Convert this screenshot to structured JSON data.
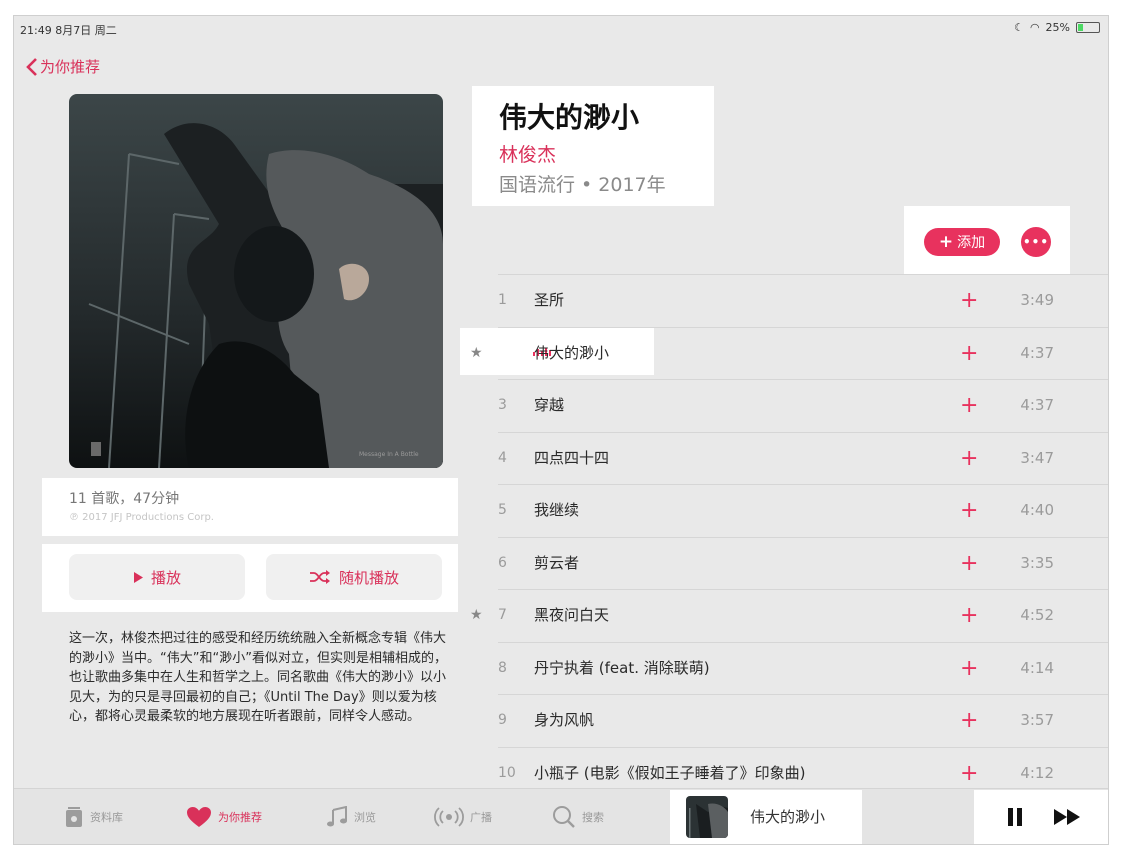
{
  "status_bar": {
    "time": "21:49  8月7日 周二",
    "battery": "25%",
    "battery_level": 0.25
  },
  "nav": {
    "back_label": "为你推荐"
  },
  "album": {
    "title": "伟大的渺小",
    "artist": "林俊杰",
    "genre_year": "国语流行 • 2017年",
    "summary": "11 首歌，47分钟",
    "copyright": "℗ 2017 JFJ Productions Corp.",
    "cover_caption": "Message In A Bottle",
    "description": "这一次，林俊杰把过往的感受和经历统统融入全新概念专辑《伟大的渺小》当中。“伟大”和“渺小”看似对立，但实则是相辅相成的，也让歌曲多集中在人生和哲学之上。同名歌曲《伟大的渺小》以小见大，为的只是寻回最初的自己；《Until The Day》则以爱为核心，都将心灵最柔软的地方展现在听者跟前，同样令人感动。"
  },
  "actions": {
    "play_label": "播放",
    "shuffle_label": "随机播放",
    "add_label": "添加",
    "more_label": "•••",
    "play_icon": "play-icon",
    "shuffle_icon": "shuffle-icon",
    "plus_symbol": "+"
  },
  "tracks": [
    {
      "num": "1",
      "name": "圣所",
      "duration": "3:49",
      "star": false
    },
    {
      "num": "",
      "name": "伟大的渺小",
      "duration": "4:37",
      "star": true,
      "playing": true
    },
    {
      "num": "3",
      "name": "穿越",
      "duration": "4:37",
      "star": false
    },
    {
      "num": "4",
      "name": "四点四十四",
      "duration": "3:47",
      "star": false
    },
    {
      "num": "5",
      "name": "我继续",
      "duration": "4:40",
      "star": false
    },
    {
      "num": "6",
      "name": "剪云者",
      "duration": "3:35",
      "star": false
    },
    {
      "num": "7",
      "name": "黑夜问白天",
      "duration": "4:52",
      "star": true
    },
    {
      "num": "8",
      "name": "丹宁执着 (feat. 消除联萌)",
      "duration": "4:14",
      "star": false
    },
    {
      "num": "9",
      "name": "身为风帆",
      "duration": "3:57",
      "star": false
    },
    {
      "num": "10",
      "name": "小瓶子 (电影《假如王子睡着了》印象曲)",
      "duration": "4:12",
      "star": false
    }
  ],
  "tab_bar": {
    "tabs": [
      {
        "label": "资料库",
        "icon": "library-icon"
      },
      {
        "label": "为你推荐",
        "icon": "heart-icon",
        "active": true
      },
      {
        "label": "浏览",
        "icon": "music-note-icon"
      },
      {
        "label": "广播",
        "icon": "radio-icon"
      },
      {
        "label": "搜索",
        "icon": "search-icon"
      }
    ]
  },
  "now_playing": {
    "title": "伟大的渺小"
  },
  "colors": {
    "accent": "#e8325e",
    "background": "#e9e9e9"
  }
}
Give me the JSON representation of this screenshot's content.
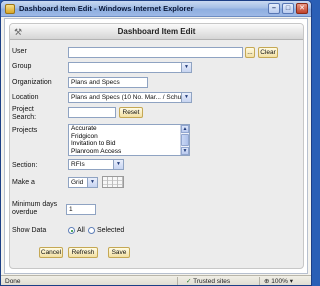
{
  "window": {
    "title": "Dashboard Item Edit - Windows Internet Explorer",
    "minimize_glyph": "–",
    "maximize_glyph": "□",
    "close_glyph": "✕"
  },
  "panel": {
    "title": "Dashboard Item Edit",
    "icon": "tools-icon"
  },
  "form": {
    "user": {
      "label": "User",
      "value": "",
      "browse_label": "...",
      "clear_label": "Clear"
    },
    "group": {
      "label": "Group",
      "value": ""
    },
    "organization": {
      "label": "Organization",
      "value": "Plans and Specs"
    },
    "location": {
      "label": "Location",
      "value": "Plans and Specs (10 No. Mar... / Schu"
    },
    "project_search": {
      "label_line1": "Project",
      "label_line2": "Search:",
      "value": "",
      "reset_label": "Reset"
    },
    "projects": {
      "label": "Projects",
      "items": [
        "Accurate",
        "Fridgicon",
        "Invitation to Bid",
        "Planroom Access"
      ]
    },
    "section": {
      "label": "Section:",
      "value": "RFIs"
    },
    "make_a": {
      "label": "Make a",
      "value": "Grid"
    },
    "min_days": {
      "label_line1": "Minimum days",
      "label_line2": "overdue",
      "value": "1"
    },
    "show_data": {
      "label": "Show Data",
      "option_all": "All",
      "option_selected": "Selected",
      "selected": "All"
    }
  },
  "actions": {
    "cancel_label": "Cancel",
    "refresh_label": "Refresh",
    "save_label": "Save"
  },
  "statusbar": {
    "status": "Done",
    "zone": "Trusted sites",
    "zoom": "100%"
  },
  "colors": {
    "button_fill": "#f2dfa3",
    "title_bar": "#a5bfe6"
  }
}
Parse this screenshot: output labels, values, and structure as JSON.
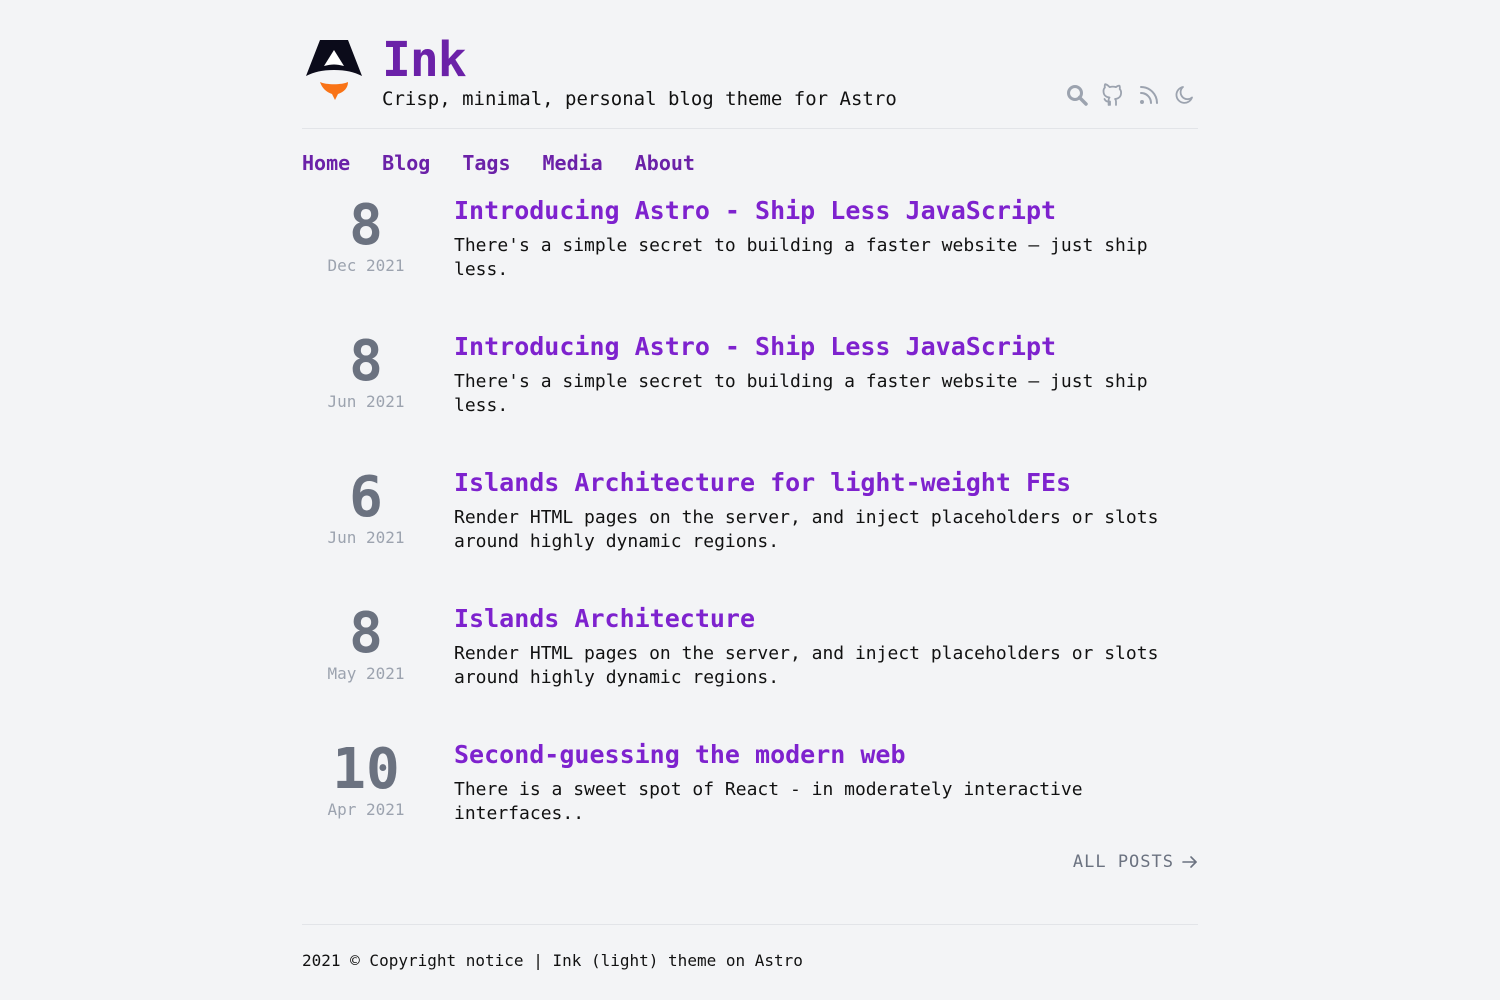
{
  "site": {
    "title": "Ink",
    "tagline": "Crisp, minimal, personal blog theme for Astro"
  },
  "header_icons": [
    "search-icon",
    "github-icon",
    "rss-icon",
    "moon-icon"
  ],
  "nav": {
    "items": [
      {
        "label": "Home"
      },
      {
        "label": "Blog"
      },
      {
        "label": "Tags"
      },
      {
        "label": "Media"
      },
      {
        "label": "About"
      }
    ]
  },
  "posts": [
    {
      "day": "8",
      "month_year": "Dec 2021",
      "title": "Introducing Astro - Ship Less JavaScript",
      "description": "There's a simple secret to building a faster website — just ship less."
    },
    {
      "day": "8",
      "month_year": "Jun 2021",
      "title": "Introducing Astro - Ship Less JavaScript",
      "description": "There's a simple secret to building a faster website — just ship less."
    },
    {
      "day": "6",
      "month_year": "Jun 2021",
      "title": "Islands Architecture for light-weight FEs",
      "description": "Render HTML pages on the server, and inject placeholders or slots around highly dynamic regions."
    },
    {
      "day": "8",
      "month_year": "May 2021",
      "title": "Islands Architecture",
      "description": "Render HTML pages on the server, and inject placeholders or slots around highly dynamic regions."
    },
    {
      "day": "10",
      "month_year": "Apr 2021",
      "title": "Second-guessing the modern web",
      "description": "There is a sweet spot of React - in moderately interactive interfaces.."
    }
  ],
  "all_posts_label": "ALL POSTS",
  "footer": {
    "text": "2021 © Copyright notice | Ink (light) theme on Astro"
  },
  "colors": {
    "accent": "#6b21a8",
    "title": "#7e22ce",
    "muted": "#6b7280",
    "background": "#f3f4f6"
  }
}
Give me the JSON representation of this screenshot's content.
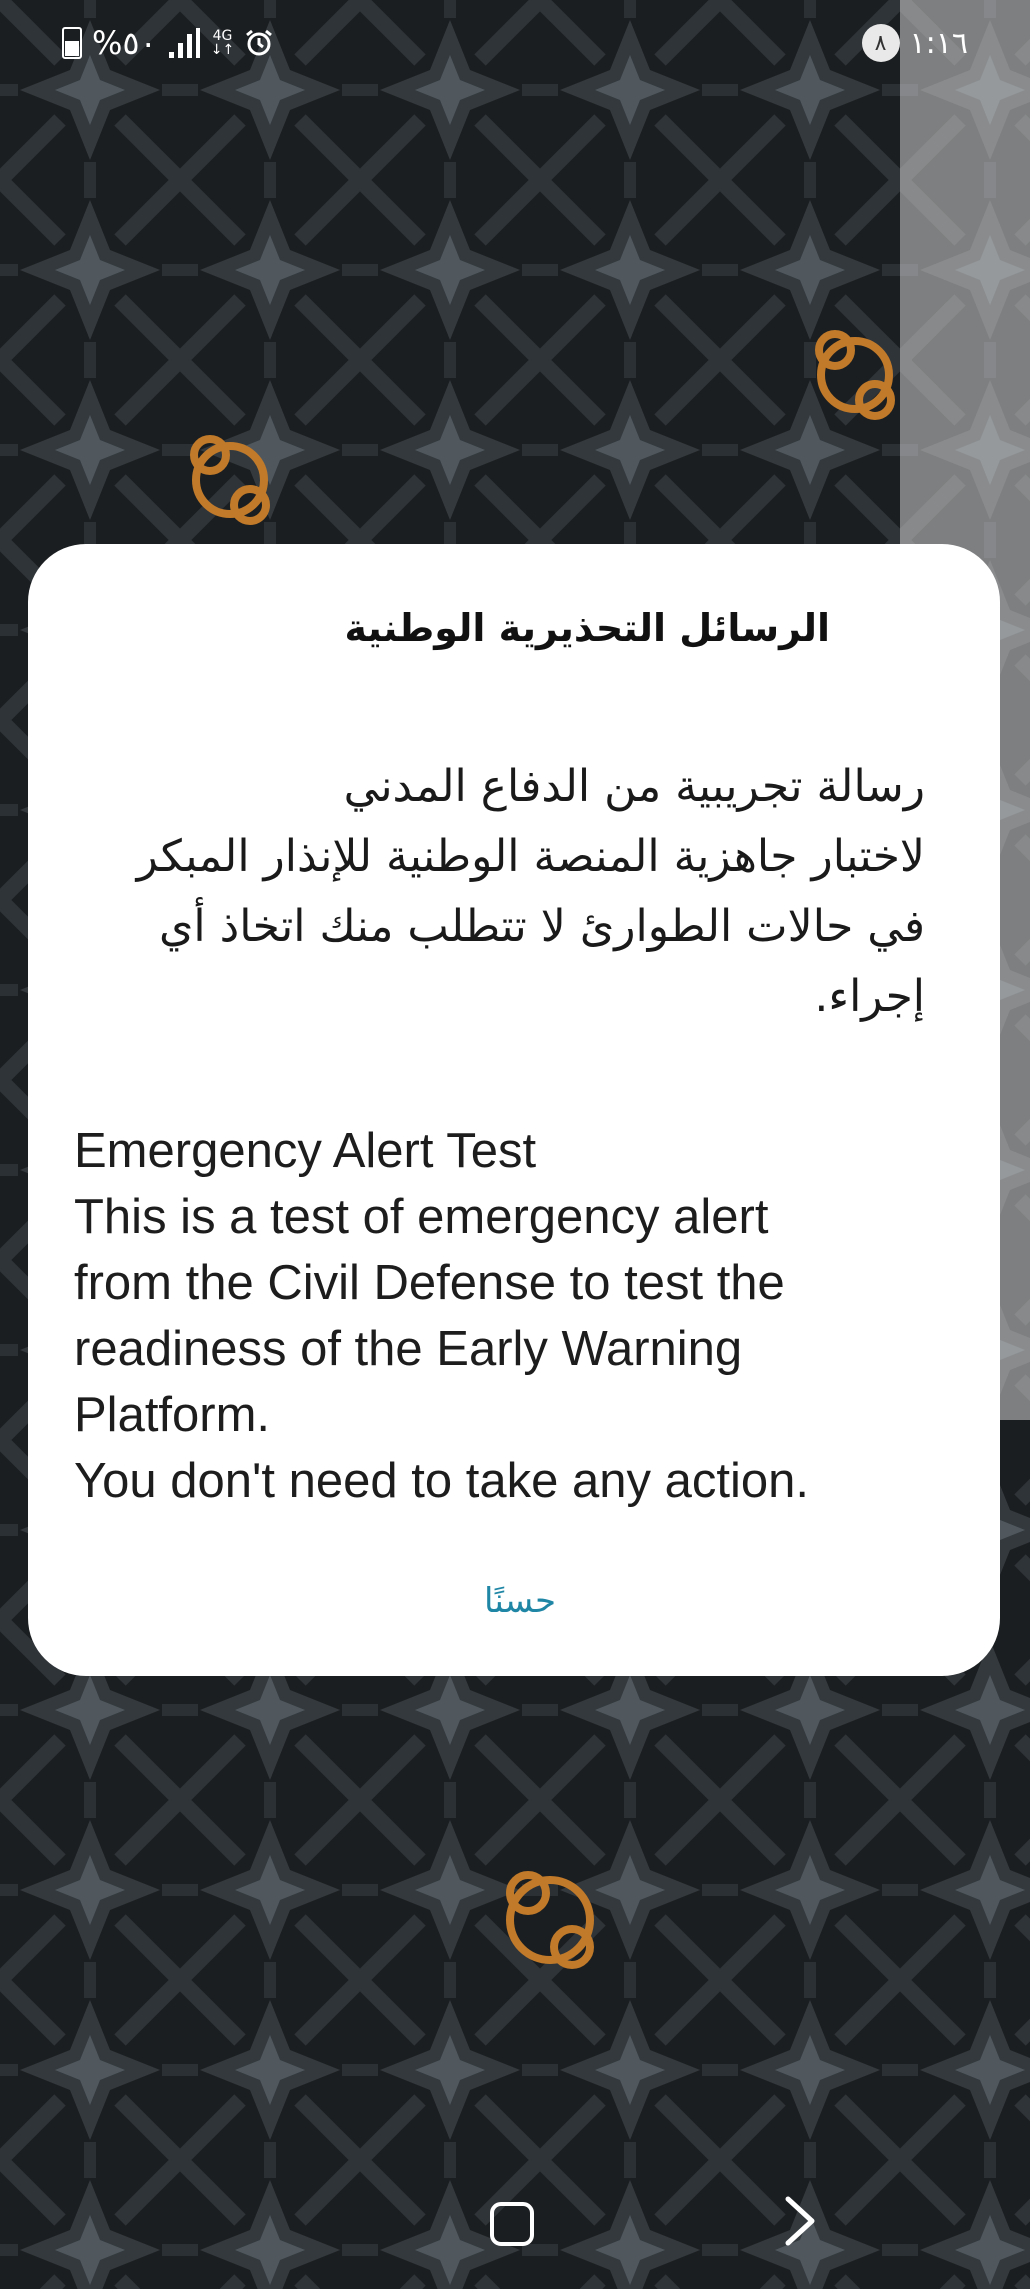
{
  "statusbar": {
    "time": "١:١٦",
    "notification_badge": "٨",
    "battery_percent": "%٥٠",
    "network_type": "4G",
    "network_arrows": "↓↑",
    "signal_icon": "signal-bars-icon",
    "alarm_icon": "alarm-icon",
    "battery_icon": "battery-icon"
  },
  "dialog": {
    "title": "الرسائل التحذيرية الوطنية",
    "arabic_lines": [
      "رسالة تجريبية من الدفاع المدني",
      "لاختبار جاهزية المنصة الوطنية للإنذار المبكر",
      "في حالات الطوارئ لا تتطلب منك اتخاذ أي",
      "إجراء."
    ],
    "english_lines": [
      "Emergency Alert Test",
      "This is a test of emergency alert",
      "from the Civil Defense to test the",
      "readiness of the Early Warning",
      "Platform.",
      "You don't need to take any action."
    ],
    "ok_label": "حسنًا",
    "ok_color": "#1f86a6"
  },
  "navbar": {
    "home_icon": "home-icon",
    "back_icon": "chevron-right-icon"
  }
}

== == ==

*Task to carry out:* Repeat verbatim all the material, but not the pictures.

*Response to the task:*
Convert this screenshot to structured JSON data.
{
  "status_bar": {
    "time": "21:49  8月7日 周二",
    "battery": "25%",
    "battery_level": 0.25
  },
  "nav": {
    "back_label": "为你推荐"
  },
  "album": {
    "title": "伟大的渺小",
    "artist": "林俊杰",
    "genre_year": "国语流行 • 2017年",
    "summary": "11 首歌，47分钟",
    "copyright": "℗ 2017 JFJ Productions Corp.",
    "cover_caption": "Message In A Bottle",
    "description": "这一次，林俊杰把过往的感受和经历统统融入全新概念专辑《伟大的渺小》当中。“伟大”和“渺小”看似对立，但实则是相辅相成的，也让歌曲多集中在人生和哲学之上。同名歌曲《伟大的渺小》以小见大，为的只是寻回最初的自己；《Until The Day》则以爱为核心，都将心灵最柔软的地方展现在听者跟前，同样令人感动。"
  },
  "actions": {
    "play_label": "播放",
    "shuffle_label": "随机播放",
    "add_label": "添加",
    "more_label": "•••",
    "play_icon": "play-icon",
    "shuffle_icon": "shuffle-icon",
    "plus_symbol": "+"
  },
  "tracks": [
    {
      "num": "1",
      "name": "圣所",
      "duration": "3:49",
      "star": false
    },
    {
      "num": "",
      "name": "伟大的渺小",
      "duration": "4:37",
      "star": true,
      "playing": true
    },
    {
      "num": "3",
      "name": "穿越",
      "duration": "4:37",
      "star": false
    },
    {
      "num": "4",
      "name": "四点四十四",
      "duration": "3:47",
      "star": false
    },
    {
      "num": "5",
      "name": "我继续",
      "duration": "4:40",
      "star": false
    },
    {
      "num": "6",
      "name": "剪云者",
      "duration": "3:35",
      "star": false
    },
    {
      "num": "7",
      "name": "黑夜问白天",
      "duration": "4:52",
      "star": true
    },
    {
      "num": "8",
      "name": "丹宁执着 (feat. 消除联萌)",
      "duration": "4:14",
      "star": false
    },
    {
      "num": "9",
      "name": "身为风帆",
      "duration": "3:57",
      "star": false
    },
    {
      "num": "10",
      "name": "小瓶子 (电影《假如王子睡着了》印象曲)",
      "duration": "4:12",
      "star": false
    }
  ],
  "tab_bar": {
    "tabs": [
      {
        "label": "资料库",
        "icon": "library-icon"
      },
      {
        "label": "为你推荐",
        "icon": "heart-icon",
        "active": true
      },
      {
        "label": "浏览",
        "icon": "music-note-icon"
      },
      {
        "label": "广播",
        "icon": "radio-icon"
      },
      {
        "label": "搜索",
        "icon": "search-icon"
      }
    ]
  },
  "now_playing": {
    "title": "伟大的渺小"
  },
  "colors": {
    "accent": "#e8325e",
    "background": "#e9e9e9"
  }
}
Give me the JSON representation of this screenshot's content.
{
  "window": {
    "title": "Dashboard Item Edit - Windows Internet Explorer",
    "minimize_glyph": "–",
    "maximize_glyph": "□",
    "close_glyph": "✕"
  },
  "panel": {
    "title": "Dashboard Item Edit",
    "icon": "tools-icon"
  },
  "form": {
    "user": {
      "label": "User",
      "value": "",
      "browse_label": "...",
      "clear_label": "Clear"
    },
    "group": {
      "label": "Group",
      "value": ""
    },
    "organization": {
      "label": "Organization",
      "value": "Plans and Specs"
    },
    "location": {
      "label": "Location",
      "value": "Plans and Specs (10 No. Mar... / Schu"
    },
    "project_search": {
      "label_line1": "Project",
      "label_line2": "Search:",
      "value": "",
      "reset_label": "Reset"
    },
    "projects": {
      "label": "Projects",
      "items": [
        "Accurate",
        "Fridgicon",
        "Invitation to Bid",
        "Planroom Access"
      ]
    },
    "section": {
      "label": "Section:",
      "value": "RFIs"
    },
    "make_a": {
      "label": "Make a",
      "value": "Grid"
    },
    "min_days": {
      "label_line1": "Minimum days",
      "label_line2": "overdue",
      "value": "1"
    },
    "show_data": {
      "label": "Show Data",
      "option_all": "All",
      "option_selected": "Selected",
      "selected": "All"
    }
  },
  "actions": {
    "cancel_label": "Cancel",
    "refresh_label": "Refresh",
    "save_label": "Save"
  },
  "statusbar": {
    "status": "Done",
    "zone": "Trusted sites",
    "zoom": "100%"
  },
  "colors": {
    "button_fill": "#f2dfa3",
    "title_bar": "#a5bfe6"
  }
}
Parse this screenshot: output labels, values, and structure as JSON.
{
  "site": {
    "title": "Ink",
    "tagline": "Crisp, minimal, personal blog theme for Astro"
  },
  "header_icons": [
    "search-icon",
    "github-icon",
    "rss-icon",
    "moon-icon"
  ],
  "nav": {
    "items": [
      {
        "label": "Home"
      },
      {
        "label": "Blog"
      },
      {
        "label": "Tags"
      },
      {
        "label": "Media"
      },
      {
        "label": "About"
      }
    ]
  },
  "posts": [
    {
      "day": "8",
      "month_year": "Dec 2021",
      "title": "Introducing Astro - Ship Less JavaScript",
      "description": "There's a simple secret to building a faster website — just ship less."
    },
    {
      "day": "8",
      "month_year": "Jun 2021",
      "title": "Introducing Astro - Ship Less JavaScript",
      "description": "There's a simple secret to building a faster website — just ship less."
    },
    {
      "day": "6",
      "month_year": "Jun 2021",
      "title": "Islands Architecture for light-weight FEs",
      "description": "Render HTML pages on the server, and inject placeholders or slots around highly dynamic regions."
    },
    {
      "day": "8",
      "month_year": "May 2021",
      "title": "Islands Architecture",
      "description": "Render HTML pages on the server, and inject placeholders or slots around highly dynamic regions."
    },
    {
      "day": "10",
      "month_year": "Apr 2021",
      "title": "Second-guessing the modern web",
      "description": "There is a sweet spot of React - in moderately interactive interfaces.."
    }
  ],
  "all_posts_label": "ALL POSTS",
  "footer": {
    "text": "2021 © Copyright notice | Ink (light) theme on Astro"
  },
  "colors": {
    "accent": "#6b21a8",
    "title": "#7e22ce",
    "muted": "#6b7280",
    "background": "#f3f4f6"
  }
}
Give me the JSON representation of this screenshot's content.
{
  "statusbar": {
    "time": "١:١٦",
    "notification_badge": "٨",
    "battery_percent": "%٥٠",
    "network_type": "4G",
    "network_arrows": "↓↑",
    "signal_icon": "signal-bars-icon",
    "alarm_icon": "alarm-icon",
    "battery_icon": "battery-icon"
  },
  "dialog": {
    "title": "الرسائل التحذيرية الوطنية",
    "arabic_lines": [
      "رسالة تجريبية من الدفاع المدني",
      "لاختبار جاهزية المنصة الوطنية للإنذار المبكر",
      "في حالات الطوارئ لا تتطلب منك اتخاذ أي",
      "إجراء."
    ],
    "english_lines": [
      "Emergency Alert Test",
      "This is a test of emergency alert",
      "from the Civil Defense to test the",
      "readiness of the Early Warning",
      "Platform.",
      "You don't need to take any action."
    ],
    "ok_label": "حسنًا",
    "ok_color": "#1f86a6"
  },
  "navbar": {
    "home_icon": "home-icon",
    "back_icon": "chevron-right-icon"
  }
}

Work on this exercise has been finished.